From the Washington Post:

On the morning after Donald Trump’s inauguration, acting National Park Service director Michael T. Reynolds received an extraordinary summons: The new president wanted to talk to him.

In a Saturday phone call, Trump personally ordered Reynolds to produce additional photographs of the previous day’s crowds on the Mall, according to three individuals who have knowledge of the conversation. The president believed that the photos might prove that the media had lied in reporting that attendance had been no better than average.

Trump also expressed anger over a retweet sent from the agency’s account, in which side-by-side photographs showed far fewer people at his swearing-in than had shown up to see Barack Obama’s inauguration in 2009.

That Donald Trump seems to have spent a good portion of his first week in office obsessing over his supposed “ratings” is a terrifying indication of his mental stability and fitness to lead our country.

But another frightening part of the story is how the action seems to be influencing other government employees.

On Monday, news was leaked about an apparent gag order issued to the U.S. Department of Agriculture. It would be completely in character for the Trump administration to do such a thing, but frighteningly, it seems that this directive didn’t come from inside the White House. In fact, the USDA gag order came from … the USDA. As Science magazine reported Thursday, “Firestorm over supposed gag order on USDA scientists was a self-inflicted wound, agency says.” The memo that got so much grief was “a poorly worded effort by career official—not anyone appointed by Trump.” This particular “gag order” has since been rescinded.

And consider the other National Park Service Twitter account to get attention this week—the Badlands National Park, which tweeted four links about climate change on Tuesday afternoon that were subsequently deleted, prompting extensive outrage and several “alt” Twitter accounts. On Tuesday night, National Park Service officials said the Badlands was not told to remove the tweets but choose to do so on its own. The gag order that was issued to National Park Service accounts on Friday had apparently been lifted on Saturday morning. Press Secretary Sean Spicer said he hadn’t heard of specific bans and declined to comment.

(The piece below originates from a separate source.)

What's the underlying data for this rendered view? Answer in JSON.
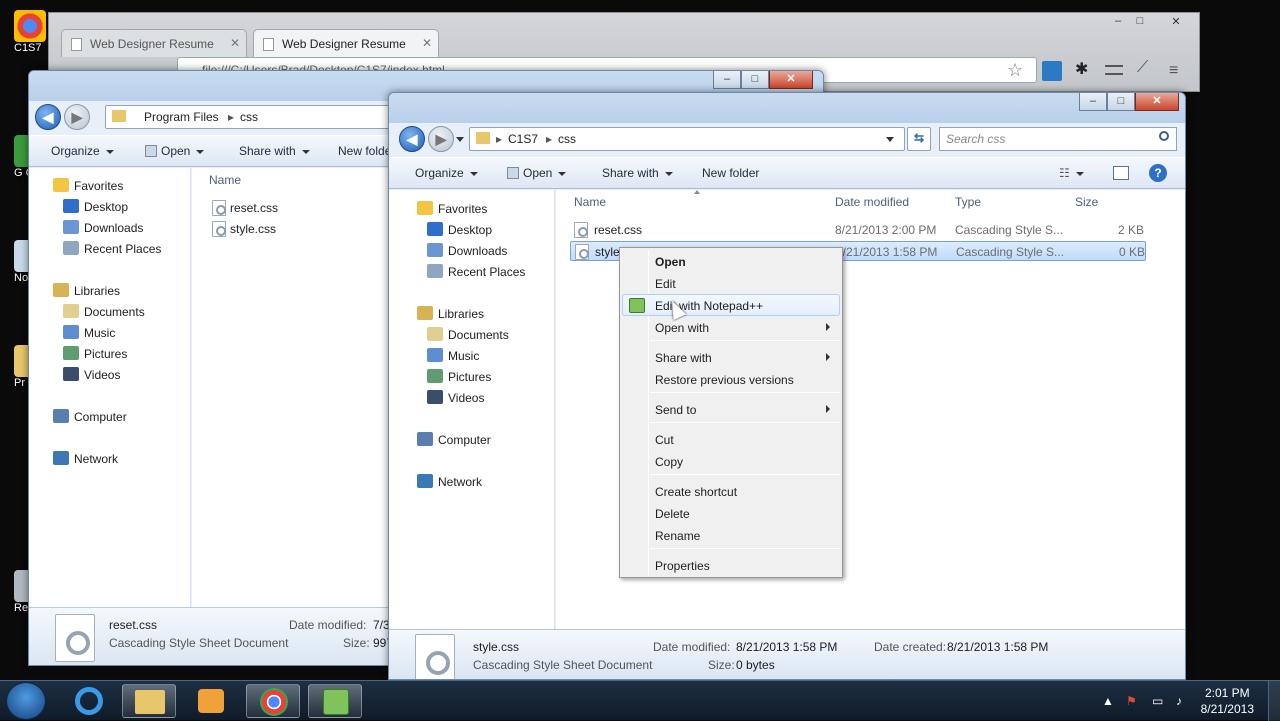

Many took this to mean that the Trump administration had gone full censorship and was also lying about it—a frightening and also totally understandable reaction given, well, everything.

Despite Spicer’s otherwise appalling performance, I don’t think the Badlands debacle is evidence yet of an administrationwide attempt to muzzle scientists. (I’m not saying that will never happen—and maybe it has happened—but that evidence seems thin.) It’s a tough line to draw given that we are living under a president with authoritarian tendencies who does seem to set more store by Twitter than most rational humans. But my fear is that the Badlands reaction and the USDA debacle are indicators that something far more insidious is already happening: self-censorship.

It’s completely reasonable for government employees to assume that tweets about climate change would bother Trump, who is a denier. It is terrifying that they would start censoring themselves so as not to upset him.

All government entities are going through transitions, and it’s a tense time, to say the least. They may even be accurately intuiting Trump’s wishes. But as we continue to fret about freedom of information, we’d be well-served to remember how censorship tends to manifest. Often, it doesn’t come down from the top. The mere threat of censorship, and the accompanying fear of reprisal, can do the trick.

So far, Trump seems to get most incensed over what he sees as personal slights against him—something the National Park Service seemed to intuit when they removed the tweets in the first place (self-censorship!). Let him stew there. Make him, or his deputies, censor climate change information themselves. (Also make them censor “critical” tweets about the president himself!) And if or when that happens, please email us at

*Correction, Jan. 27, 2017: This story originally misidentified the National Park Service as the National Parks Service. (Return.)